The accusation came from the Asset Owners Disclosure Project, a not-for-profit campaign group that concentrates on climate change investment risk.
In a new report, the Asset Owners Disclosure Project analysed a recent shareholder vote on a resolution to force ExxonMobil to assess climate risk to its business.
The vote, which took place at the oil company’s annual general meeting, defeated the resolution by 62 per cent to 38 per cent.
The AODP branded BlackRock and Vanguard, which together own 11 per cent of the company, hypocritical because they voted against the motion despite being signatories to the United Nations Principles of Responsible Investment, or UN PRI.
The AODP claimed by voting against the motion, the investment managers were violating UN PRI’s third principle: “We will seek appropriate disclosure on ESG issues by the entities in which we invest.”
JP Morgan, Capital Group and Franklin Templeton were also singled out for voting against the resolution.
State Street Global Advisors, which owns 4.5 per cent of the company, voted in favour of the resolution.
FTAdviser contacted both BlackRock and Vanguard for comment.
A spokesperson for BlackRock said the firm prefered “to engage with companies directly on complex issues such as adaptation to a low carbon economy” adding: “Where a company is unresponsive, we hold board members accountable.”

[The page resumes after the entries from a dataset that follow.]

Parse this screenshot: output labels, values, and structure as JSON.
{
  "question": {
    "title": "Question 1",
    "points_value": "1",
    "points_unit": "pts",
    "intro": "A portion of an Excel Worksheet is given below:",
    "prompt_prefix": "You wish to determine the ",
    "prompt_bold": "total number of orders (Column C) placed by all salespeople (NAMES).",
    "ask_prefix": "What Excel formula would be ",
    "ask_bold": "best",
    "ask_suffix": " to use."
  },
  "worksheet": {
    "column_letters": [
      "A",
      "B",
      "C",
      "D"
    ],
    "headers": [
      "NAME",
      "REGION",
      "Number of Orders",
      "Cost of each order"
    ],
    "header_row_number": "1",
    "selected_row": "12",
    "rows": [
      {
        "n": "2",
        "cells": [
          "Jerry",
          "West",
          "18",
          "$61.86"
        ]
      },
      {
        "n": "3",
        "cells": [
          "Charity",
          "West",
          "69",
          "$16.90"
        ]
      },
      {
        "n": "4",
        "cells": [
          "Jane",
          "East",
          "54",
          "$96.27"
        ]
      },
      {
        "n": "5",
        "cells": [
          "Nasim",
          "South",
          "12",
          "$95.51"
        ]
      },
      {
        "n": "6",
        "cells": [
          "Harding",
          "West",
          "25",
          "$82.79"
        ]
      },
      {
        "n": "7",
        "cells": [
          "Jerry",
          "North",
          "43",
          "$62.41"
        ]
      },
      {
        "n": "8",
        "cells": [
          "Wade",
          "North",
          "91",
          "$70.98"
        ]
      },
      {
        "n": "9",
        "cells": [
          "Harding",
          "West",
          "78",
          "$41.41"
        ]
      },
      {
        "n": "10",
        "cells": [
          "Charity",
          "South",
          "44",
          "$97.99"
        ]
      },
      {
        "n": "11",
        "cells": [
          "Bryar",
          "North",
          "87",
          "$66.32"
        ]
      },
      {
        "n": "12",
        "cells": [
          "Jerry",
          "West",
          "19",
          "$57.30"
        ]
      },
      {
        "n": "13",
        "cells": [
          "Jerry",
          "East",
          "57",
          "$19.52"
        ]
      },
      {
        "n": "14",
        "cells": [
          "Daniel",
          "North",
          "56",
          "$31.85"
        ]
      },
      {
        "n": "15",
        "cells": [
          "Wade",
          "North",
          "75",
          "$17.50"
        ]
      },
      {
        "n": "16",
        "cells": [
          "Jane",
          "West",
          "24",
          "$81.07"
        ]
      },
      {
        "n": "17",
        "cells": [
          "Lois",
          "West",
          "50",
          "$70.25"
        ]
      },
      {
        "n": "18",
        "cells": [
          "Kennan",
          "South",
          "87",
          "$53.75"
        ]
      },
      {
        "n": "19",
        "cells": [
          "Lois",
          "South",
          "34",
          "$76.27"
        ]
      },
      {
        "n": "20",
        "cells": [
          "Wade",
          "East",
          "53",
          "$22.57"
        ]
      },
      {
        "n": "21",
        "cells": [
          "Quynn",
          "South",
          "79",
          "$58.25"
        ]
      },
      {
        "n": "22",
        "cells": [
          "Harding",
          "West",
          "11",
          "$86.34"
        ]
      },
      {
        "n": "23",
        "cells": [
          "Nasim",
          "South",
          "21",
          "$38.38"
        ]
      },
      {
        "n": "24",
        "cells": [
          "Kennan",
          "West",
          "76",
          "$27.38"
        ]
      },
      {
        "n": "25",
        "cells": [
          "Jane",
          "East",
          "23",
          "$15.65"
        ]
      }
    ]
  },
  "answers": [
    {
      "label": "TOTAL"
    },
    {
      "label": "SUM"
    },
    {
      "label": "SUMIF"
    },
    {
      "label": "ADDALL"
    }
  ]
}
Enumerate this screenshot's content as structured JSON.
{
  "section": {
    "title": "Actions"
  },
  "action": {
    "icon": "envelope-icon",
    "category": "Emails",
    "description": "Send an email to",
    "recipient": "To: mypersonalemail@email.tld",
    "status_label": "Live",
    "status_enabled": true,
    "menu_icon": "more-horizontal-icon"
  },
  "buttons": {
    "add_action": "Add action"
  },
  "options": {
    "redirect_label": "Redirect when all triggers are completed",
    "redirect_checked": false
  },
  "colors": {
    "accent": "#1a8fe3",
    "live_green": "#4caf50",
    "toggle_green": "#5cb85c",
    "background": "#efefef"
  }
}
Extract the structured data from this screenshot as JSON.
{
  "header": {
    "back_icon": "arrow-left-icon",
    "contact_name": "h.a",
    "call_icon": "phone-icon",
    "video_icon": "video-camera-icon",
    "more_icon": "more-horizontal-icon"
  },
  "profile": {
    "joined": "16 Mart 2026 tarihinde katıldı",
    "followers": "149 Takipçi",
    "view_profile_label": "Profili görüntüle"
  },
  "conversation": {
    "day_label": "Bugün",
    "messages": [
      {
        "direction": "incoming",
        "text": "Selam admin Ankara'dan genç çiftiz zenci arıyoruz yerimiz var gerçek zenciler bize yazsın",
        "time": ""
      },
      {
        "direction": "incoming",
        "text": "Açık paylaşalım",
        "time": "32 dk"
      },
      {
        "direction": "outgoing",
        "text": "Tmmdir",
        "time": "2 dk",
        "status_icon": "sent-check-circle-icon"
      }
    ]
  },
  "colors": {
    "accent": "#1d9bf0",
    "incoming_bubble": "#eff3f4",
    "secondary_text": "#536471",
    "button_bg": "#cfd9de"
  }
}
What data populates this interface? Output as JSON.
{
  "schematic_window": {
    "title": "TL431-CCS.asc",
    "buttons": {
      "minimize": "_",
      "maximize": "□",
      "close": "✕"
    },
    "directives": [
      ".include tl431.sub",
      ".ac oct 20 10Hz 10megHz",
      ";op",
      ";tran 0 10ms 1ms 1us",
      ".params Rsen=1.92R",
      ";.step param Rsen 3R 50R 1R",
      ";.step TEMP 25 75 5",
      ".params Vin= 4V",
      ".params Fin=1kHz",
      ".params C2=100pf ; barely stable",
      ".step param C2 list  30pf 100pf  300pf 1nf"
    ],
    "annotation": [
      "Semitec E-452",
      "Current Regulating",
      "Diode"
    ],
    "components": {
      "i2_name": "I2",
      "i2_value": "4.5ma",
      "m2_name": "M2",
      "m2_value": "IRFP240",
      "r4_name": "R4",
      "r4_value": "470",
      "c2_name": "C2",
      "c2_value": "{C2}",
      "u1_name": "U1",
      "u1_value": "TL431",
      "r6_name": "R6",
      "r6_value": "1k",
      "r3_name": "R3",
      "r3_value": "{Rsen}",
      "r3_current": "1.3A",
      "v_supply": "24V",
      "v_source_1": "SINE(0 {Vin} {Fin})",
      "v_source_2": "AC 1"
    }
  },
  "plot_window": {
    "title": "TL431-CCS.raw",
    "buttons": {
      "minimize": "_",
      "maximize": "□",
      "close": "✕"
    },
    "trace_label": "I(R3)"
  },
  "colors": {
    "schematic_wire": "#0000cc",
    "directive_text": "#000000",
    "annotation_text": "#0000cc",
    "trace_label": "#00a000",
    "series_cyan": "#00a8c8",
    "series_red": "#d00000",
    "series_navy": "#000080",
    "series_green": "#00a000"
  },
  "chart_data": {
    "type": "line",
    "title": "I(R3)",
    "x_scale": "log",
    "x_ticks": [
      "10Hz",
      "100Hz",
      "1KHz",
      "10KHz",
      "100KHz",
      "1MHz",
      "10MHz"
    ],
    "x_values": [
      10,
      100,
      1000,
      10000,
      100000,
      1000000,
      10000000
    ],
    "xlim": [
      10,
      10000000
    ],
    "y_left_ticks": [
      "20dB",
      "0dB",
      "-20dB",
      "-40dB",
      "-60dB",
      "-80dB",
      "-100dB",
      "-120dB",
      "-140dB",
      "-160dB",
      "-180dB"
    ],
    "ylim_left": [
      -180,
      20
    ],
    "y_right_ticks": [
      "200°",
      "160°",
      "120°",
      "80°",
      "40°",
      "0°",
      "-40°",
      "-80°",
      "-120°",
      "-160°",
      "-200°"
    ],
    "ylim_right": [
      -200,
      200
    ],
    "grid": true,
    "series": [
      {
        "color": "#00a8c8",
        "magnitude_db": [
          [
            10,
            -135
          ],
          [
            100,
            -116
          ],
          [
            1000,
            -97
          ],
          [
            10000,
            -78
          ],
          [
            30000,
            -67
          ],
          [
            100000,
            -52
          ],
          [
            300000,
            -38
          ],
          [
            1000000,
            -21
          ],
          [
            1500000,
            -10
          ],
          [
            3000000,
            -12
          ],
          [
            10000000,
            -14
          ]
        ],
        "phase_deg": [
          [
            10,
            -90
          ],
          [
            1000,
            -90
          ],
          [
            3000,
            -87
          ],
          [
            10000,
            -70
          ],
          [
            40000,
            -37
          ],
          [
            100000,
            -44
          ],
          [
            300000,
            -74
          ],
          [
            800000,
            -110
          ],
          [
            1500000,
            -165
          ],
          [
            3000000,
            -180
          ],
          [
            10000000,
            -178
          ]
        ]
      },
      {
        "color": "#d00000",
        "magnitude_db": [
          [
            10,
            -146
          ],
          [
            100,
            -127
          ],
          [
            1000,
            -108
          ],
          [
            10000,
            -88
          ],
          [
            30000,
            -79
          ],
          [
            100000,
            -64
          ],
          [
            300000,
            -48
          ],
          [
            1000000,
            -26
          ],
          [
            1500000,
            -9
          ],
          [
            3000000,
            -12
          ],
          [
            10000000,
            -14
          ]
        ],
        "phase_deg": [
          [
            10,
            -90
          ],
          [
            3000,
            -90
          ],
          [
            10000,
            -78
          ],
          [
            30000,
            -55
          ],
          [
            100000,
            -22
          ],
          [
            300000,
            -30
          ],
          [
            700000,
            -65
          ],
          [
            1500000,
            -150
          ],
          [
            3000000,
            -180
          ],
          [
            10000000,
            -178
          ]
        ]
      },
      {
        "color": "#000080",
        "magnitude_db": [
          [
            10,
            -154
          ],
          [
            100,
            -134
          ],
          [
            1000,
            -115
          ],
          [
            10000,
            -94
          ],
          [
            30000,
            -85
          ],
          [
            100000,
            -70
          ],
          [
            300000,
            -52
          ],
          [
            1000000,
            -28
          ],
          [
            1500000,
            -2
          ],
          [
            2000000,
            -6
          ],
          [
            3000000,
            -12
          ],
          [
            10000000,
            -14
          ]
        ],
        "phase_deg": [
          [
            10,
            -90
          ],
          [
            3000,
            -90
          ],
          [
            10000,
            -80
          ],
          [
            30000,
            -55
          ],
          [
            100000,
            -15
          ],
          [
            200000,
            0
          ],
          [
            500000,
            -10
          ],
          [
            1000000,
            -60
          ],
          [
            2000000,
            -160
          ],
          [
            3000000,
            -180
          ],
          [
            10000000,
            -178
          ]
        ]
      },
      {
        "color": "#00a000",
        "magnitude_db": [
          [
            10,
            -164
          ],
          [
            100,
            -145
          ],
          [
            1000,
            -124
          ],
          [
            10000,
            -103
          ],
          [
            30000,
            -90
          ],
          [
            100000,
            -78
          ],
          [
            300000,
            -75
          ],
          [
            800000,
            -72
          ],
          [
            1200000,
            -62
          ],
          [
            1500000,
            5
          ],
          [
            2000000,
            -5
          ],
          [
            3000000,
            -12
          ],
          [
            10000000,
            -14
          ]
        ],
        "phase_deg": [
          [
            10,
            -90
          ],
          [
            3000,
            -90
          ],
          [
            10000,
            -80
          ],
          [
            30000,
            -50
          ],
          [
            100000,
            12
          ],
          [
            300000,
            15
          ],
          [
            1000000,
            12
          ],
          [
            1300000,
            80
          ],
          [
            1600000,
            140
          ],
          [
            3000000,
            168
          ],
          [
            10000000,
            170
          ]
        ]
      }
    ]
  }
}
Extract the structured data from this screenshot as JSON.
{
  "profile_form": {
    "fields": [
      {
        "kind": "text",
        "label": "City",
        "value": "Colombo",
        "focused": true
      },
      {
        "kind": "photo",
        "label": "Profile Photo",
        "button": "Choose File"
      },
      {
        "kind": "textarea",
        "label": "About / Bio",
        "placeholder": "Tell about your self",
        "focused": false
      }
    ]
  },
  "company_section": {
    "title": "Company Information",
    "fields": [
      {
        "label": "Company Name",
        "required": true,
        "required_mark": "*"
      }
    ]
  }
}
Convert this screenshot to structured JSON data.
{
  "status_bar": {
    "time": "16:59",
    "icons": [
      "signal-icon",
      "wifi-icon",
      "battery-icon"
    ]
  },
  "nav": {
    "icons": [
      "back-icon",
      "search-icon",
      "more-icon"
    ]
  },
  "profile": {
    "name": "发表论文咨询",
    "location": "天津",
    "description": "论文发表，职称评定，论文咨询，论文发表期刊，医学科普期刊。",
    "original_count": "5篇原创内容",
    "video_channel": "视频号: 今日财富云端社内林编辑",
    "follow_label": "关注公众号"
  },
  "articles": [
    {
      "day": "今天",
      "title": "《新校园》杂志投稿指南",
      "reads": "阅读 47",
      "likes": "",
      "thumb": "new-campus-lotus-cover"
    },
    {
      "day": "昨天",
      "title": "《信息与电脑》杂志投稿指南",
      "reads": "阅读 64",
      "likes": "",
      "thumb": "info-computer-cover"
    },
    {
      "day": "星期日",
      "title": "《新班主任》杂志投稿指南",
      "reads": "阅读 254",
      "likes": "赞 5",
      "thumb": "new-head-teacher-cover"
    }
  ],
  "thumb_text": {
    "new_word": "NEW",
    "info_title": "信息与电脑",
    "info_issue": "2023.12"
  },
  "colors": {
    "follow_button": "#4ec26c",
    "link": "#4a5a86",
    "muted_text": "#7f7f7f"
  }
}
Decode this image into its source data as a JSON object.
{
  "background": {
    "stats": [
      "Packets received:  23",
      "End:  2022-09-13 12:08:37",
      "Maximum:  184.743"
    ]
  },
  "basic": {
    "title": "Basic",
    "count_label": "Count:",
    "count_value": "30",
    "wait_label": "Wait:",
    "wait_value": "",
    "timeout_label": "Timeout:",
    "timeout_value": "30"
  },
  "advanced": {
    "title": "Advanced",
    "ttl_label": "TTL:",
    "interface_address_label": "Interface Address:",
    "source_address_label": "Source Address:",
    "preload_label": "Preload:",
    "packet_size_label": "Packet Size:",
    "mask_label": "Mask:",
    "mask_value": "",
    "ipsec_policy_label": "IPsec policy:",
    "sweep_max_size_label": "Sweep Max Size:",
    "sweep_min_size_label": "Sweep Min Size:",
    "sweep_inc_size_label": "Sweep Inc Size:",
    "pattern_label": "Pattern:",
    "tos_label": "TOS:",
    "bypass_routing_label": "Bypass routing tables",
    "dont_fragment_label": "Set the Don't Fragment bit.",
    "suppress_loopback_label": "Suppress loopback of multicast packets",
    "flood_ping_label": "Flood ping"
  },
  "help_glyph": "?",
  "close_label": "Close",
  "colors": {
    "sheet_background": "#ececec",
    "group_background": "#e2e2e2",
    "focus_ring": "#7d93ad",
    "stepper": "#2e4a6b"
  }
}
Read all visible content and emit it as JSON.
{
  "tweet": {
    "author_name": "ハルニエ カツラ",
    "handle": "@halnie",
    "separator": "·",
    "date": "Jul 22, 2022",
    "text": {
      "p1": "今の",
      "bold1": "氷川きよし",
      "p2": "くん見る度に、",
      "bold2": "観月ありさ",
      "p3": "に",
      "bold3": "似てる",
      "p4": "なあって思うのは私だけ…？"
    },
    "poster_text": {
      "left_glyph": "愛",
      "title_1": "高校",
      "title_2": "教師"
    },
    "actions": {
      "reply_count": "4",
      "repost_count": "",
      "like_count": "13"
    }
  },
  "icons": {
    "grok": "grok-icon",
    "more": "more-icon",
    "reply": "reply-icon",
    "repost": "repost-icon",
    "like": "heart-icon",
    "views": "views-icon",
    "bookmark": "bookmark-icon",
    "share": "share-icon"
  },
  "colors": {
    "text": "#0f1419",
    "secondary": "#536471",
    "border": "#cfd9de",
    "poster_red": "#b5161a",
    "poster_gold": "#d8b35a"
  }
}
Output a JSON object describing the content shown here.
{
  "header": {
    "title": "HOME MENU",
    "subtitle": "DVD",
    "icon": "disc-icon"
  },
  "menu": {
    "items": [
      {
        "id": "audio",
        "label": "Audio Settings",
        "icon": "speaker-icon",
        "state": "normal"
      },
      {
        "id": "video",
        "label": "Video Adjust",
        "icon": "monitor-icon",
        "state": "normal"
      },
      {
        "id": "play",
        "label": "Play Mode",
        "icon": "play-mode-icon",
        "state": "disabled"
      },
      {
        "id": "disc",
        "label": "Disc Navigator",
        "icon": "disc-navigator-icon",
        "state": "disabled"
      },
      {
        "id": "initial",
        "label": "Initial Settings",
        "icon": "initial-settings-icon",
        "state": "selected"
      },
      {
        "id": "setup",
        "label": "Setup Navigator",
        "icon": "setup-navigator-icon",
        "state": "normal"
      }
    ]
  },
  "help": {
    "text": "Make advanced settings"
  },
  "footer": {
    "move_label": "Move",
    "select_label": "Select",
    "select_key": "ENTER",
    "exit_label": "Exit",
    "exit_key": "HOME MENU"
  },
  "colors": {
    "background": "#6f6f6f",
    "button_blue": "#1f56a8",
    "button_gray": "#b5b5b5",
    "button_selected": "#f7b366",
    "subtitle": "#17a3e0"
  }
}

A spokesperson for Vanguard said the company was “committed to the management of environmental, social and governance (ESG) issues as an element of prudent investment and responsible portfolio ownership practices”, adding its voting record and engagement activities were “entirely consistent” with its UN PRI commitments.
Julian Poulter, chief executive of Asset Owners Disclosure Project, said climate change posed “a clear threat to the business model of fossil fuel companies” adding shareholders had “a right to know how Exxon plans to manage climate risk”.
He went on: “Asset managers and asset owners who helped Exxon defeat this modest climate resolution are not only risking their own money, they are betraying the millions of ordinary people whose pensions are invested in Exxon stock.
“Our analysis also reveals disturbing hypocrisy, with many investors ignoring responsible investment commitments they have made.”
The report also heavily criticised pension funds for failing to take the issue of climate change investment risk seriously. It found that 1,069 pension funds around the world were contacted by members asking them to vote in favour of the motion. Only 35 funds responded, AODP claimed.
Of the funds that did respond, the most common reason given for not divulging voting plans was that they relied on their asset managers to vote. Three said they invested through pooled funds and one said it relied on proxy voting advisers.
Lisa Hardman, a financial adviser and director of Investing Ethically, said if firms like BlackRock and Vanguard were voting against motions of this sort, “you have to wonder why they sign up to the UN PRI”.